=== Section Start ===

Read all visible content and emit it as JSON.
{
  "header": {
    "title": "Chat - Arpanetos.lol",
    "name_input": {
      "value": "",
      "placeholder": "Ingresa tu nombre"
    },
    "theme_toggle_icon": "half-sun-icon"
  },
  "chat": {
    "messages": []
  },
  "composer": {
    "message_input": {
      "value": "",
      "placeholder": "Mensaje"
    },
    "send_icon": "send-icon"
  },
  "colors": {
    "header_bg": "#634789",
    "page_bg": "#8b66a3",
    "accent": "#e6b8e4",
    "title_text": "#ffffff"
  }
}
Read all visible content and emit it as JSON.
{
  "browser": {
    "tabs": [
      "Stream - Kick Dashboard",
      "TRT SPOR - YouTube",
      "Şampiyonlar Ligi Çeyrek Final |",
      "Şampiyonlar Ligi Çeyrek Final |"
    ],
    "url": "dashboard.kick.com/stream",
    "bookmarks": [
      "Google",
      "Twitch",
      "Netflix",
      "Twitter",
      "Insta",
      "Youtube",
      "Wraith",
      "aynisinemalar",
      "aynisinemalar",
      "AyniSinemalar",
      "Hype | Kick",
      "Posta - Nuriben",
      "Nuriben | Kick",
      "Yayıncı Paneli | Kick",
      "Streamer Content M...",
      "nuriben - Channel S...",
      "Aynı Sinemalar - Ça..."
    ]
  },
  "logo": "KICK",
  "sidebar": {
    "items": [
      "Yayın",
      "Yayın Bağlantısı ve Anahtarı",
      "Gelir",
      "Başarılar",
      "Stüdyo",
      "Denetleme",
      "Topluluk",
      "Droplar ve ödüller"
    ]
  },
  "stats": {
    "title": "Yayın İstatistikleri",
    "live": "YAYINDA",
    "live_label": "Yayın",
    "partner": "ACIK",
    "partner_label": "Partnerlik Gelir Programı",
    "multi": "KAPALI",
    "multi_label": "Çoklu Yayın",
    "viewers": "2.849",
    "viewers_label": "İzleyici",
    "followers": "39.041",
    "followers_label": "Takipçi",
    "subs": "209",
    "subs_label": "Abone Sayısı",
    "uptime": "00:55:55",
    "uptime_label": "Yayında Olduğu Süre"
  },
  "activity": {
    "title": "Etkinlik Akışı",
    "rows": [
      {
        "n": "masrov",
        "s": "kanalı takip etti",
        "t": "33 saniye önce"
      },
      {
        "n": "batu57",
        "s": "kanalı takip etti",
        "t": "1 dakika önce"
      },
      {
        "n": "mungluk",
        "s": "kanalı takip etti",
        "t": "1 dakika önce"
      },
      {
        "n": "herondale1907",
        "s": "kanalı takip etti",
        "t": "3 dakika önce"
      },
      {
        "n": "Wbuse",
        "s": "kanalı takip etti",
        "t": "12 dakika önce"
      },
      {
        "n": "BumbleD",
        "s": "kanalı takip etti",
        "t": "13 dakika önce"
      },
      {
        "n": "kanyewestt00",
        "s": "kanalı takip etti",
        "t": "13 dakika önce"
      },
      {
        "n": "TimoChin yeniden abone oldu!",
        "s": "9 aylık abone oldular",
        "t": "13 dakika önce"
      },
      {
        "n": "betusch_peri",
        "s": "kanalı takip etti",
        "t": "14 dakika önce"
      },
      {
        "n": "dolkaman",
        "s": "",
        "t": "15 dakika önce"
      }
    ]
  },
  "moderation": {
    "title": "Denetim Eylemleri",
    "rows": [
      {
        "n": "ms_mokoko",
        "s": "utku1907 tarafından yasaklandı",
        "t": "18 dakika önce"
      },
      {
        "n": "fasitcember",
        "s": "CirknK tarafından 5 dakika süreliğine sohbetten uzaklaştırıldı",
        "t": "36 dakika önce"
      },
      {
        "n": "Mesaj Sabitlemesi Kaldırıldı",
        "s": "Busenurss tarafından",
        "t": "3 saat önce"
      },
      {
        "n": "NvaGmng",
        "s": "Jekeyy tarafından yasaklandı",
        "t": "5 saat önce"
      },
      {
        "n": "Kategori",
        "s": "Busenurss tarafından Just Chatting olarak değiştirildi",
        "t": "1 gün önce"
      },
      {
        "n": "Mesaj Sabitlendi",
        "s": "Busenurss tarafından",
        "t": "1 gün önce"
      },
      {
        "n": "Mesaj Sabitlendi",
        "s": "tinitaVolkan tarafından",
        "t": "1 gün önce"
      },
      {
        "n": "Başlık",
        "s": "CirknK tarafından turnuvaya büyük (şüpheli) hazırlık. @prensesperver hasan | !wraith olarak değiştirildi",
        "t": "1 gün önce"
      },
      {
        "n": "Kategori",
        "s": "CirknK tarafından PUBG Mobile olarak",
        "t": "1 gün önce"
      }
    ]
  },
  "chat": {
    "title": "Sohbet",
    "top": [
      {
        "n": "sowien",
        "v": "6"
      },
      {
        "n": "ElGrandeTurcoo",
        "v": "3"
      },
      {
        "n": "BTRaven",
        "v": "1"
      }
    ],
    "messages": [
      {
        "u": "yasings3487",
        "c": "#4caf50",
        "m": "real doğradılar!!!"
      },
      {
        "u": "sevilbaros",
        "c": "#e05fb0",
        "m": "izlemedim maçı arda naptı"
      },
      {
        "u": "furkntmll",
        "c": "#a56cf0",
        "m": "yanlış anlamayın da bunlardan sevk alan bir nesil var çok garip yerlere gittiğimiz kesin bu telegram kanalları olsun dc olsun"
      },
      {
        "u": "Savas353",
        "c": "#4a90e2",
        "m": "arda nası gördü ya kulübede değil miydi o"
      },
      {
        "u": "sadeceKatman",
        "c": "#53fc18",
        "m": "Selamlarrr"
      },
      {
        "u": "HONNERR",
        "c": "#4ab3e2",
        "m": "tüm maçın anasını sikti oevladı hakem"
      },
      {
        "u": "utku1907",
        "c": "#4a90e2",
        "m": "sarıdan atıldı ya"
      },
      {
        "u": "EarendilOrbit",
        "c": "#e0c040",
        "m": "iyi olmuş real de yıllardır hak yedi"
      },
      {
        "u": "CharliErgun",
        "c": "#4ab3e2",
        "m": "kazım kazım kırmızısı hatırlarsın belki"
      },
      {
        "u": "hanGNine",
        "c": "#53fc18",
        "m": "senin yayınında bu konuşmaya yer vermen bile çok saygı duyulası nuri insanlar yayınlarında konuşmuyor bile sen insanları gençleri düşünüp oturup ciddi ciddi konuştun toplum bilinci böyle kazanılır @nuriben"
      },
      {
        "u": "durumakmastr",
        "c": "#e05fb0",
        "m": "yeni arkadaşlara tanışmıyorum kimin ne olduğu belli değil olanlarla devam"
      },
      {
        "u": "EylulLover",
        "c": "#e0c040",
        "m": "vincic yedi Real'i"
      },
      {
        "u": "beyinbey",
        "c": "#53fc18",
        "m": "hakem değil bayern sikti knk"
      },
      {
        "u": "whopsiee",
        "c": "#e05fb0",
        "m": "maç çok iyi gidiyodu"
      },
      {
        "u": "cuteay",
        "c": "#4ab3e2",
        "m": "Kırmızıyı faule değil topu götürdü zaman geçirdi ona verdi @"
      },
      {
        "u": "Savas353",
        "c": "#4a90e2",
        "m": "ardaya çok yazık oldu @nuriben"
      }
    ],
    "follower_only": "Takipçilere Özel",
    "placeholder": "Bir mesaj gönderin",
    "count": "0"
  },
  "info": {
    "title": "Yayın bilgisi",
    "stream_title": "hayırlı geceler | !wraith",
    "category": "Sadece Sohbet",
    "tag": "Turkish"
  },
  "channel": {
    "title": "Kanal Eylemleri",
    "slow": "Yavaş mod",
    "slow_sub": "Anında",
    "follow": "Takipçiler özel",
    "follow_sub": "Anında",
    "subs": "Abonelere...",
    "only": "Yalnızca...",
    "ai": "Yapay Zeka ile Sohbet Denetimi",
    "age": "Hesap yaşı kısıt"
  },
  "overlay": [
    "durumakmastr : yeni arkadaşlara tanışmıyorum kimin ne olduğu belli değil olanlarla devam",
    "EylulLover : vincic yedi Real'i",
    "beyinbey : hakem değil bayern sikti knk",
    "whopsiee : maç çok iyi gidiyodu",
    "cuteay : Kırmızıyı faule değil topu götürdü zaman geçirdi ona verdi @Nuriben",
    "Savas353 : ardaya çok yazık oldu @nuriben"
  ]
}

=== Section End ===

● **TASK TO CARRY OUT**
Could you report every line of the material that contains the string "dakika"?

● **WRITTEN SOLUTION**
        "t": "1 dakika önce"
        "t": "1 dakika önce"
        "t": "3 dakika önce"
        "t": "12 dakika önce"
        "t": "13 dakika önce"
        "t": "13 dakika önce"
        "t": "13 dakika önce"
        "t": "14 dakika önce"
        "t": "15 dakika önce"
        "t": "18 dakika önce"
        "s": "CirknK tarafından 5 dakika süreliğine sohbetten uzaklaştırıldı",
        "t": "36 dakika önce"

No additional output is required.